Pro bono work is at the heart of the legal profession and is an integral part of the working lives of many solicitors. This legal advice or representation, provided free of charge by legal professionals, represents an exceptionally important contribution to society, as it helps many vulnerable people, charities and communities, both in the UK and abroad, whose legal needs would otherwise be left unmet. 

However, it must never be viewed as a substitute for a properly funded legal aid system and nobody should be complacent about the individuals who give up their time to carry out unpaid legal work.

The Law Society is a founding signatory to the Joint Pro Bono Protocol for Legal Work, which was developed to promote and support consistently high standards of pro bono work by the attorney general's Pro Bono Committee.

Definition of pro bono legal work

1. When we refer to pro bono legal work, we mean legal advice or representation provided by lawyers in the public interest, including to individuals, charities and community groups who cannot afford to pay for that advice or representation and where public and alternative means of funding are not available.

2. Legal work is pro bono legal work only if it is free to the client, without payment to the lawyer or law firm (regardless of the outcome), and provided voluntarily either by the lawyer or his or her firm.

3. Pro bono legal work is always only an adjunct to, and not a substitute for, a proper system of publicly funded legal services.

Overview of the Law Society's objectives

  • Improved public recognition of the significant social contribution made by the profession through pro bono work, communicated via campaigns, such as National Pro Bono Week.
  • Develop the capacity and strategic presence of pro bono work across the sector, both domestically and internationally, to improve access to justice and meet unmet legal needs.
  • Highlight and support the diversity of pro bono opportunities; from clinics offering social welfare advice to engaging with foreign governments.

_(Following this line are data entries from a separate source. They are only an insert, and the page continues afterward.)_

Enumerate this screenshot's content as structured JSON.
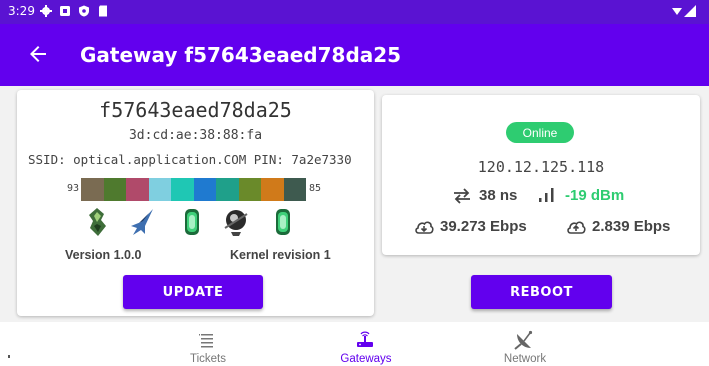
{
  "status_bar": {
    "time": "3:29"
  },
  "app_bar": {
    "title": "Gateway f57643eaed78da25"
  },
  "gateway": {
    "name": "f57643eaed78da25",
    "mac": "3d:cd:ae:38:88:fa",
    "ssid_line": "SSID: optical.application.COM  PIN: 7a2e7330",
    "colorbar_left": "93",
    "colorbar_right": "85",
    "colorbar_colors": [
      "#7a6b52",
      "#4f7a2e",
      "#b04a6a",
      "#7fcfe0",
      "#1fc7b4",
      "#1f7ad0",
      "#1fa08a",
      "#6a8a2a",
      "#d07a1a",
      "#3e5a4f"
    ],
    "version": "Version 1.0.0",
    "kernel": "Kernel revision 1",
    "update_label": "UPDATE"
  },
  "status": {
    "online_label": "Online",
    "ip": "120.12.125.118",
    "latency": "38 ns",
    "signal": "-19 dBm",
    "download": "39.273 Ebps",
    "upload": "2.839 Ebps",
    "reboot_label": "REBOOT"
  },
  "nav": {
    "tickets": "Tickets",
    "gateways": "Gateways",
    "network": "Network"
  },
  "colors": {
    "primary": "#6200ee",
    "status_bar": "#5a13d2",
    "online": "#2ecc71"
  }
}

Pro bono work has the ability to be as diverse and far reaching as the law itself.
  • Work with LawWorks, Citizens Advice Bureaux and the Law Centres Network to provide a coordinated response to the Legal Aid, Sentencing and Punishment of Offenders Act 2012 (LASPO) and cuts to legal advice funding; and to strengthen existing pro bono networks.
  • The long term objective is that all members of the profession will be aware of, and able to access, pro bono opportunities.